Researchers found a potential alternative toxin, as well as antibiotic resistance genes, in a newly-sequenced Vibrio cholerae strain from a British WWI soldier.
A team led by researchers at the University of California, San Francisco generated optical genome maps for 154 individuals from more than two dozen populations.
In PLOS this week: Madariaga virus linked to pediatric acute febrile illness cases in Haiti, tool to screen for viral infection in human cell lines, and more.
A phylogenetic analysis finds that the rare hemimastigotes form their own supra-kingdom, CBC reports.
The genomic analysis also found that drug resistance mutations have appeared locally, suggesting that the issue can still be addressed region by region.
In Genome Research this week: novel nematode gene families, approach to characterize nuclear bodies and other large ribonucleoprotein complexes, and more.
In PNAS this week: influence of DNA architecture on genome editing, within-host HIV evolution, and more.
A phylogenetic analysis that included multiple samples per patient suggests overlapping driver mutations make their way into multiple metastases in each patient.

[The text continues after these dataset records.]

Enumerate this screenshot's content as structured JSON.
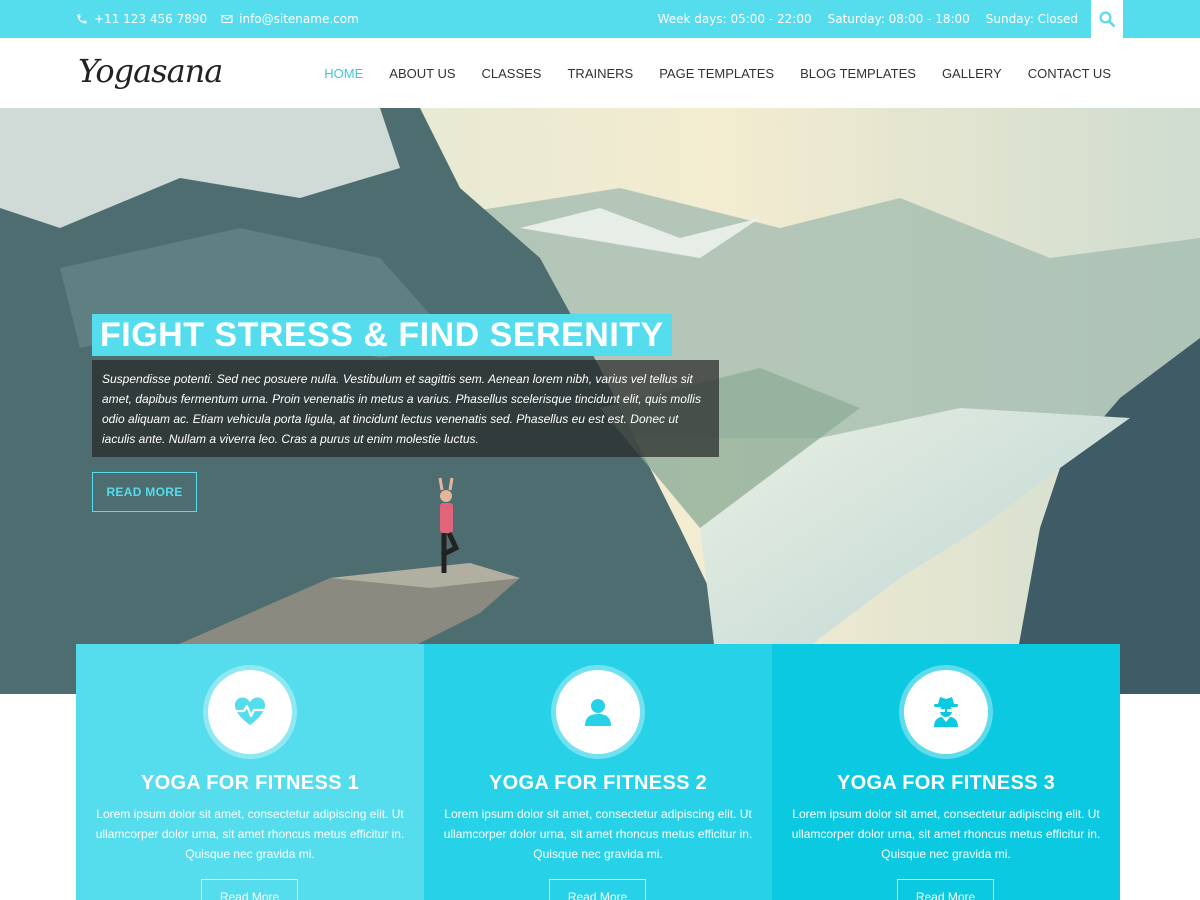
{
  "topbar": {
    "phone": "+11 123 456 7890",
    "email": "info@sitename.com",
    "hours": [
      "Week days: 05:00 - 22:00",
      "Saturday: 08:00 - 18:00",
      "Sunday: Closed"
    ]
  },
  "header": {
    "logo": "Yogasana",
    "nav": [
      "HOME",
      "ABOUT US",
      "CLASSES",
      "TRAINERS",
      "PAGE TEMPLATES",
      "BLOG TEMPLATES",
      "GALLERY",
      "CONTACT US"
    ]
  },
  "hero": {
    "title": "FIGHT STRESS & FIND SERENITY",
    "text": "Suspendisse potenti. Sed nec posuere nulla. Vestibulum et sagittis sem. Aenean lorem nibh, varius vel tellus sit amet, dapibus fermentum urna. Proin venenatis in metus a varius. Phasellus scelerisque tincidunt elit, quis mollis odio aliquam ac. Etiam vehicula porta ligula, at tincidunt lectus venenatis sed. Phasellus eu est est. Donec ut iaculis ante. Nullam a viverra leo. Cras a purus ut enim molestie luctus.",
    "button": "READ MORE"
  },
  "features": [
    {
      "icon": "heartbeat-icon",
      "title": "YOGA FOR FITNESS 1",
      "text": "Lorem ipsum dolor sit amet, consectetur adipiscing elit. Ut ullamcorper dolor urna, sit amet rhoncus metus efficitur in. Quisque nec gravida mi.",
      "button": "Read More",
      "color": "#55dced"
    },
    {
      "icon": "user-icon",
      "title": "YOGA FOR FITNESS 2",
      "text": "Lorem ipsum dolor sit amet, consectetur adipiscing elit. Ut ullamcorper dolor urna, sit amet rhoncus metus efficitur in. Quisque nec gravida mi.",
      "button": "Read More",
      "color": "#27d2e8"
    },
    {
      "icon": "user-secret-icon",
      "title": "YOGA FOR FITNESS 3",
      "text": "Lorem ipsum dolor sit amet, consectetur adipiscing elit. Ut ullamcorper dolor urna, sit amet rhoncus metus efficitur in. Quisque nec gravida mi.",
      "button": "Read More",
      "color": "#0ac9e0"
    }
  ],
  "colors": {
    "accent": "#55dced",
    "nav_active": "#3ec6d8",
    "text_dark": "#333333"
  }
}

The researchers also reported that cholera strains infecting members of the same household were highly similar, suggesting in-household transmissions.
From infant skeletal remains going back hundreds of years, a team produced three Treponema pallidum genomes, representing both syphilis- and yaws-causing sub-species.
The long-running Framingham Heart Study has received a $38 million grant, according to the Boston Globe.
A Stanford University investigation finds that its researchers did not take part in He Jiankui's work to develop gene-edited infants.
Retraction Watch reports that two researchers had both a Science and a Nature paper retracted last week.
In Genome Biology this week: genomic sequencing of milkweed bug, benchmark comparison of single-cell RNA sequencing platforms, and more.